Overall, the literacy rate for women is 39 per cent against 64 per cent for men.
Attendance rates from the 1981 census suggest that no more than one-third of all girls aged 5-14 attend school. Although substantial progress has been achieved since India gained independence in 1947 when less than 8 per cent of females were literate, the gains have however not been rapid enough to keep pace with the population growth.
The cause for the sad situation is the view of the parents that education of girls brings no returns to parents. However, in urban India the view is changing as more and more families are taking up family planning and treating their daughters no less than their sons. But rural India which constitutes around 70 per cent of the population, is still orthodox in its their approach.
The irony is that in spite of the fact that women contribute much to society, they work longer hours and their work is more arduous than mens. Yet men report that women, like children, eat and do nothing.
Many maintain that womens economic dependence on men impacts their power within the family. With increased participation in income-earning activities, not only will there be more income for the family, but gender inequality would be reduced. This issue is particularly salient in India because studies show a very low level of female participation in the labour force.
This under-reporting is attributed to the frequently held view that womens work is not economically productive. But sadly if all activities-including maintenance of kitchen gardens and poultry, grinding foodgrains, collecting water and firewood,etc are taken into account, 88 per cent of rural housewives and 66 per cent of urban housewives can be considered as economically productive.

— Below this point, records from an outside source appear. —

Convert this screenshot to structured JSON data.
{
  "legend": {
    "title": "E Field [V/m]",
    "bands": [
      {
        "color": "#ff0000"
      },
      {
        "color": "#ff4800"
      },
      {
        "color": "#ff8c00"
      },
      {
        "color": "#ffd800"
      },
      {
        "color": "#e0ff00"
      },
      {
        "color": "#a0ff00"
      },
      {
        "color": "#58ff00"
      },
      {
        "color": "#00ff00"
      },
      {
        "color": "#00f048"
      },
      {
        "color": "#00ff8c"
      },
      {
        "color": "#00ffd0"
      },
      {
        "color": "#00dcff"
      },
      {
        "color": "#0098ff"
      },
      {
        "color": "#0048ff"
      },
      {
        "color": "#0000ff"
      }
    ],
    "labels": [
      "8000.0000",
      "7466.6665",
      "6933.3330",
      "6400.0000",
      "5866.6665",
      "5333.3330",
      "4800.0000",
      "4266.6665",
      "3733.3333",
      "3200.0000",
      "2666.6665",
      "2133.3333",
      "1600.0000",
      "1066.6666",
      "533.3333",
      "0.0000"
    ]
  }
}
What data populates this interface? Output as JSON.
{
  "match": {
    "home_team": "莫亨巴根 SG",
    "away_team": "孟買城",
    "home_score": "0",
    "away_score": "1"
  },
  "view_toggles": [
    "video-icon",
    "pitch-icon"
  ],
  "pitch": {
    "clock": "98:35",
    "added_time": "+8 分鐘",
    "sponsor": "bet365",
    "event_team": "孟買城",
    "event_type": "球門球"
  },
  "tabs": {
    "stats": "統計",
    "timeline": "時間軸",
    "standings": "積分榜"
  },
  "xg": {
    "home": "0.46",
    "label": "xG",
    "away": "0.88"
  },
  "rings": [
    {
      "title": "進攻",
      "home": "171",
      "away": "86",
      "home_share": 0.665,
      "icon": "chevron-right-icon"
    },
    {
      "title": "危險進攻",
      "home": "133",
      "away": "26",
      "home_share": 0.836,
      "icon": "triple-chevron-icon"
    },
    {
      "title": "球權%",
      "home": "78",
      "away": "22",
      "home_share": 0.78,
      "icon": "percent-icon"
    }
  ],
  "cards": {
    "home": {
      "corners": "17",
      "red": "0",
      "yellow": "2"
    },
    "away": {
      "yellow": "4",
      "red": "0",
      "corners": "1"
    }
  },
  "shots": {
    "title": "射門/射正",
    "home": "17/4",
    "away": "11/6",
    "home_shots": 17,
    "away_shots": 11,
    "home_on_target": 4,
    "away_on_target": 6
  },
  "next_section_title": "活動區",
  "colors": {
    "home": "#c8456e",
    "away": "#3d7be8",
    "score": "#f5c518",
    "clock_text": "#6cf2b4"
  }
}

Thats not all in recent years. There has been an alarming rise in atrocities against women in India. Every 26 minutes a woman is molested; every 34 minutes a rape takes place; every 42 minutes a sexual harassment incident occurs; every 43 minutes a woman is kidnapped and every 93 minutes a woman is burnt to death over dowry.
One-quarter of the reported rapes involve girls under the age of 16, but the vast majority are not reported. Although the penalty is severe, convictions are rare.
An overview of the situation shows that there remains lot to be desired in the field of women empowerment. The irony is that in spite of 2001 being the Year of Women Empowerment, the Women Bill which was introduced in Parliament in 1998 and seeks to reserve a certain percentage of seats in Parliament, still waits to see the light of dawn. Can we still call ourselves progressive? ANI